In the realm of customer acquisition, incentivised referrals are inherently cost-effective compared to traditional marketing channels. Unlike expensive advertising campaigns or extensive outreach efforts, referral programs leverage the existing customer base, effectively transforming loyal clients into brand advocates. This not only reduces the need for substantial advertising budgets but also results in a more efficient allocation of resources. With incentivised referrals, banks can channel their investments more directly towards rewarding their existing customers for successful referrals, rather than pouring vast sums into broad marketing initiatives.
Improved customer loyalty

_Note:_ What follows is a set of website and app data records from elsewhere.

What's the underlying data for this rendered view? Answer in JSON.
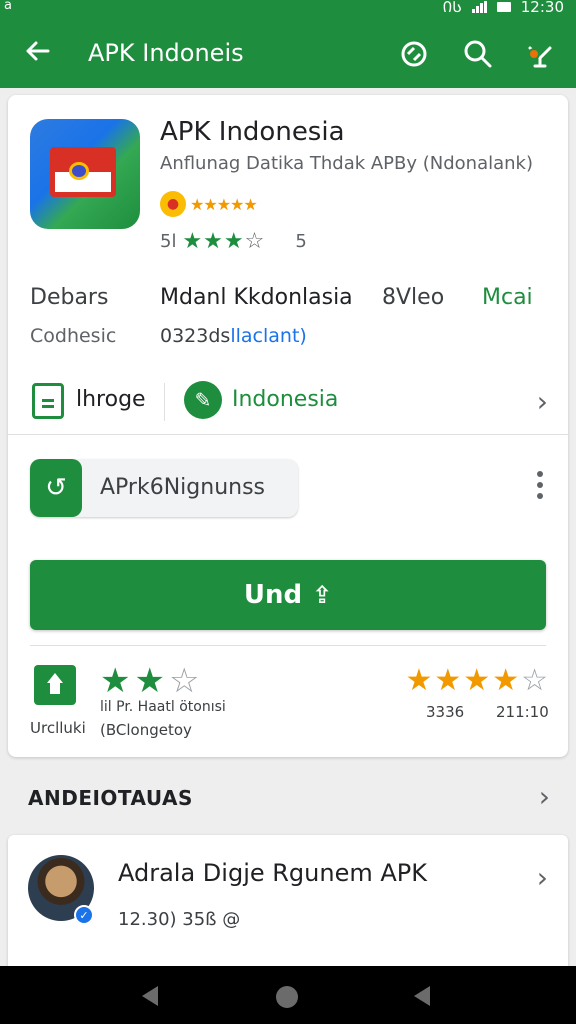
{
  "status_bar": {
    "left_glyph": "ā",
    "net": "ᲘᲡ",
    "time": "12:30"
  },
  "app_bar": {
    "title": "APK Indoneis"
  },
  "app": {
    "name": "APK Indonesia",
    "subtitle": "Anflunag Datika Thdak APBy (Ndonalank)",
    "tiny_stars": "★★★★★",
    "score": "5l",
    "stars": {
      "filled": "★★★",
      "empty": "☆"
    },
    "count": "5"
  },
  "info": {
    "label1": "Debars",
    "label2": "Mdanl Kkdonlasia",
    "label3": "8Vleo",
    "label4": "Mcai",
    "label5": "Codhesic",
    "label6_part1": "0323ds",
    "label6_part2": "llaclant)"
  },
  "chips": {
    "first": "lhroge",
    "second": "Indonesia"
  },
  "installer": {
    "label": "APrk6Nignunss"
  },
  "primary_button": {
    "label": "Und",
    "icon": "⇪"
  },
  "ratings": {
    "home_label": "Urclluki",
    "left_stars": {
      "filled": "★★",
      "empty": "☆"
    },
    "left_line1": "lil Pr. Haatl ötonısi",
    "left_line2": "(BClongetoy",
    "right_stars": {
      "filled": "★★★★",
      "empty": "☆"
    },
    "right_val1": "3336",
    "right_val2": "211:10"
  },
  "section": {
    "title": "ANDEIOTAUAS"
  },
  "review": {
    "title": "Adrala Digje Rgunem APK",
    "meta": "12.30) 35ß @"
  },
  "colors": {
    "brand_green": "#1e8e3e",
    "star_orange": "#f29900",
    "link_blue": "#1a73e8"
  }
}
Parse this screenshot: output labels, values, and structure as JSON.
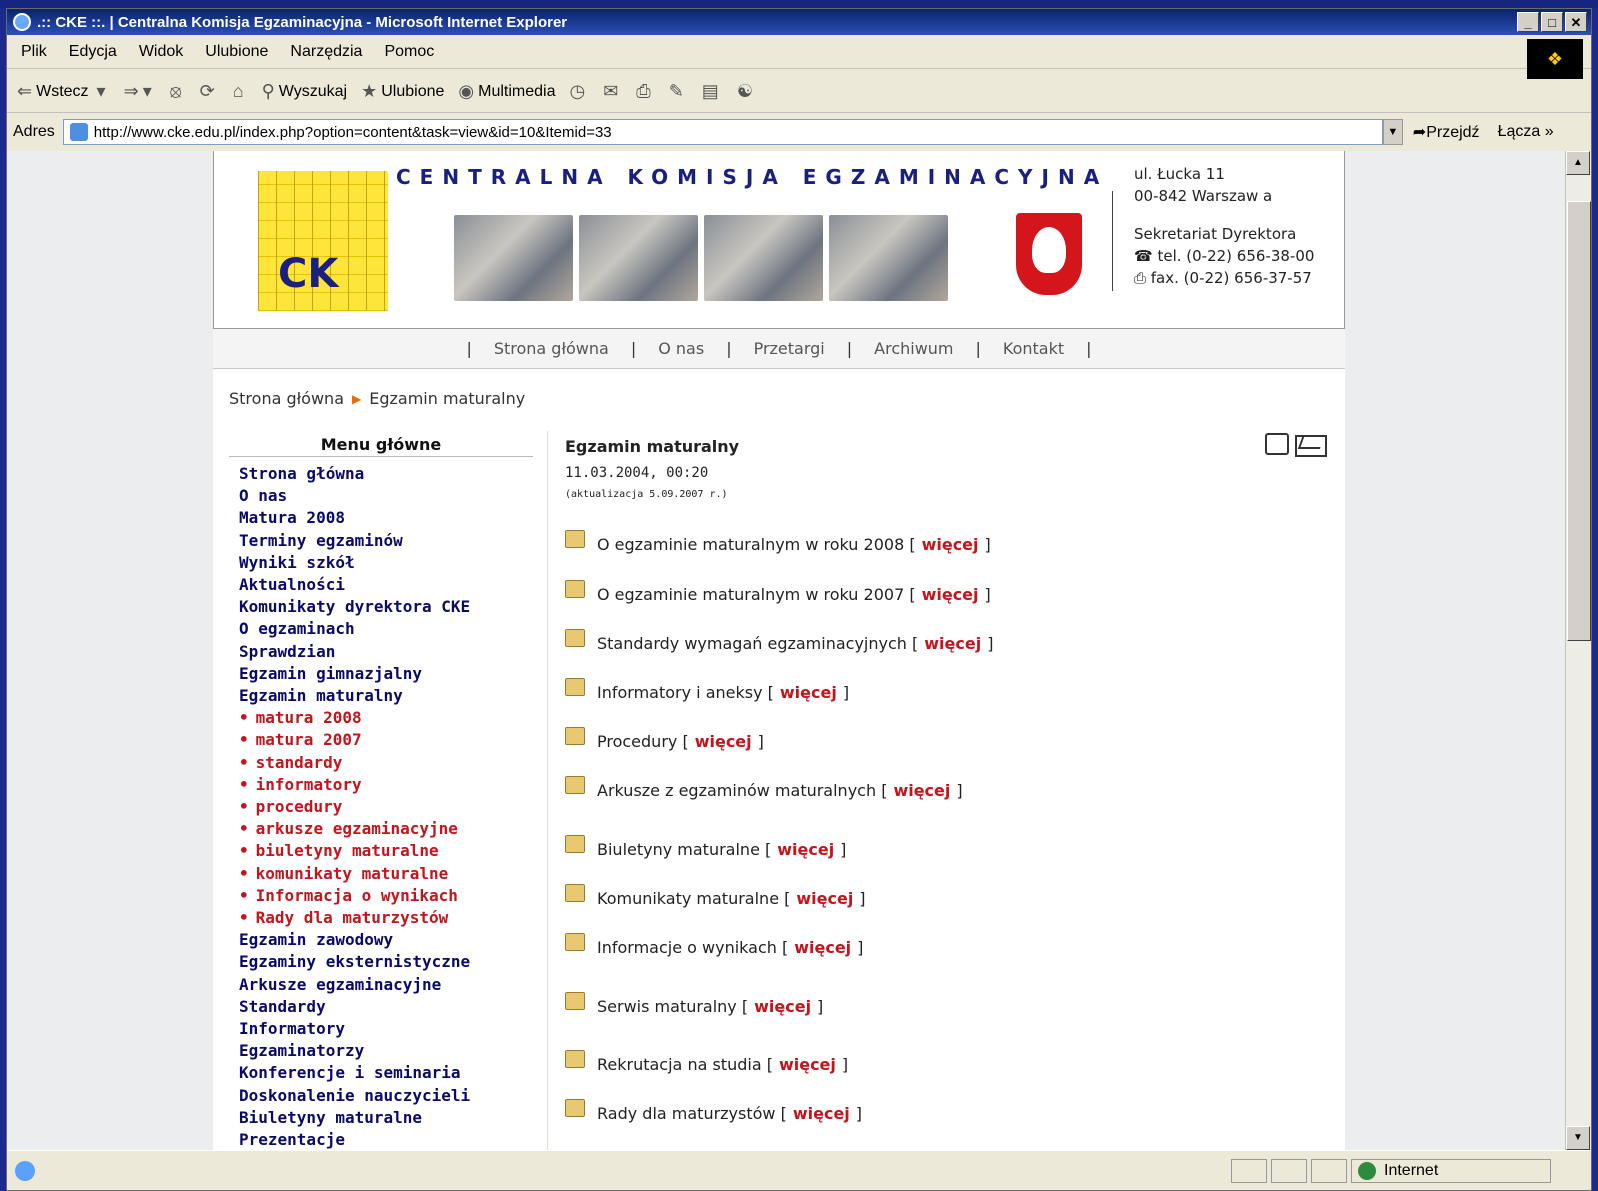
{
  "window": {
    "title": ".:: CKE ::. | Centralna Komisja Egzaminacyjna - Microsoft Internet Explorer"
  },
  "menubar": [
    "Plik",
    "Edycja",
    "Widok",
    "Ulubione",
    "Narzędzia",
    "Pomoc"
  ],
  "toolbar": {
    "back": "Wstecz",
    "search": "Wyszukaj",
    "favorites": "Ulubione",
    "media": "Multimedia"
  },
  "addressbar": {
    "label": "Adres",
    "url": "http://www.cke.edu.pl/index.php?option=content&task=view&id=10&Itemid=33",
    "go": "Przejdź",
    "links": "Łącza"
  },
  "status": {
    "zone": "Internet"
  },
  "site": {
    "org_name": "CENTRALNA KOMISJA EGZAMINACYJNA",
    "logo_text": "CK",
    "contact": {
      "street": "ul. Łucka 11",
      "city": "00-842 Warszaw a",
      "office": "Sekretariat Dyrektora",
      "tel": "tel. (0-22) 656-38-00",
      "fax": "fax. (0-22) 656-37-57"
    },
    "nav": [
      "Strona główna",
      "O nas",
      "Przetargi",
      "Archiwum",
      "Kontakt"
    ],
    "breadcrumb": {
      "home": "Strona główna",
      "current": "Egzamin maturalny"
    },
    "menu_title": "Menu główne",
    "menu_items": [
      {
        "label": "Strona główna",
        "sub": false
      },
      {
        "label": "O nas",
        "sub": false
      },
      {
        "label": "Matura 2008",
        "sub": false
      },
      {
        "label": "Terminy egzaminów",
        "sub": false
      },
      {
        "label": "Wyniki szkół",
        "sub": false
      },
      {
        "label": "Aktualności",
        "sub": false
      },
      {
        "label": "Komunikaty dyrektora CKE",
        "sub": false
      },
      {
        "label": "O egzaminach",
        "sub": false
      },
      {
        "label": "Sprawdzian",
        "sub": false
      },
      {
        "label": "Egzamin gimnazjalny",
        "sub": false
      },
      {
        "label": "Egzamin maturalny",
        "sub": false
      },
      {
        "label": "matura 2008",
        "sub": true
      },
      {
        "label": "matura 2007",
        "sub": true
      },
      {
        "label": "standardy",
        "sub": true
      },
      {
        "label": "informatory",
        "sub": true
      },
      {
        "label": "procedury",
        "sub": true
      },
      {
        "label": "arkusze egzaminacyjne",
        "sub": true
      },
      {
        "label": "biuletyny maturalne",
        "sub": true
      },
      {
        "label": "komunikaty maturalne",
        "sub": true
      },
      {
        "label": "Informacja o wynikach",
        "sub": true
      },
      {
        "label": "Rady dla maturzystów",
        "sub": true
      },
      {
        "label": "Egzamin zawodowy",
        "sub": false
      },
      {
        "label": "Egzaminy eksternistyczne",
        "sub": false
      },
      {
        "label": "Arkusze egzaminacyjne",
        "sub": false
      },
      {
        "label": "Standardy",
        "sub": false
      },
      {
        "label": "Informatory",
        "sub": false
      },
      {
        "label": "Egzaminatorzy",
        "sub": false
      },
      {
        "label": "Konferencje i seminaria",
        "sub": false
      },
      {
        "label": "Doskonalenie nauczycieli",
        "sub": false
      },
      {
        "label": "Biuletyny maturalne",
        "sub": false
      },
      {
        "label": "Prezentacje",
        "sub": false
      }
    ],
    "article": {
      "title": "Egzamin maturalny",
      "date": "11.03.2004, 00:20",
      "updated": "(aktualizacja 5.09.2007 r.)"
    },
    "more_label": "więcej",
    "links": [
      "O egzaminie maturalnym w roku 2008",
      "O egzaminie maturalnym w roku 2007",
      "Standardy wymagań egzaminacyjnych",
      "Informatory i aneksy",
      "Procedury",
      "Arkusze z egzaminów maturalnych",
      "Biuletyny maturalne",
      "Komunikaty maturalne",
      "Informacje o wynikach",
      "Serwis maturalny",
      "Rekrutacja na studia",
      "Rady dla maturzystów"
    ]
  }
}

Implementing incentivised referral programs in banks not only helps attract new customers but also enhances the loyalty of the existing customer base. When customers actively participate in referring friends and family, they become more invested in the bank’s success and reputation. This increased sense of involvement tends to translate into greater loyalty, as these referrers are more likely to stay engaged and satisfied with the bank’s services. Moreover, their personal stake in the bank’s growth encourages them to explore other products and services, thus opening doors for cross-selling and upselling opportunities. The bank can capitalize on this trust and loyalty to introduce additional offerings, which are more likely to be well-received, further boosting revenue and solidifying long-term customer relationships.
How to implement a successful incentivised referral program?
Referral programs are not new. Most banks have trialled some version of a referral or Member-Get-Member program with varying degrees of success. So why should banks focus on referrals now? And what should be done differently to ensure they are successful?
Leverage the referrer / referee relationship
Leveraging the referrer/referee relationship is crucial to implement a successful referral program because it taps into the inherent trust and credibility within personal networks. Close friends and family recommendations carry significant weight, making the referral process more authentic and compelling. The Moneythor solution is capable of managing this relationship across both accounts providing rewards to both parties as they complete various tasks and actions.
Be smart with incentives
Being smart with incentives is vital to motivate both referrers and referees. By offering rewards that are attractive and valuable to participants, the program becomes more enticing and increases the likelihood of active engagement and successful referrals. Additionally applying incentives in interesting ways and splitting them across activities can enable banks to spread out the incentives over time.
Do not stop at onboarding
A recurring issue of legacy referral programs is that they used to deliver the referral reward at the time of a successful onboarding and stop there, leading to numerous new customers only completing the process to earn the reward, but disappearing after this initial step. Creating long-running activities post-onboarding for new customers to complete for both they and their referrers to receive the full incentives is a crucial method of modern referral programs. It can further be reinforced by nudging the referrers to nudge their referees into completing those additional steps to maximise their mutual benefits.
Use challenges and gamification techniques
Using challenges and gamification techniques adds an element of fun, driving increased participation and enthusiasm. Creating challenges or incorporating gamified elements into the referral process makes it more enjoyable for participants, encouraging sustained engagement and fostering a sense of competition and achievement throughout the program.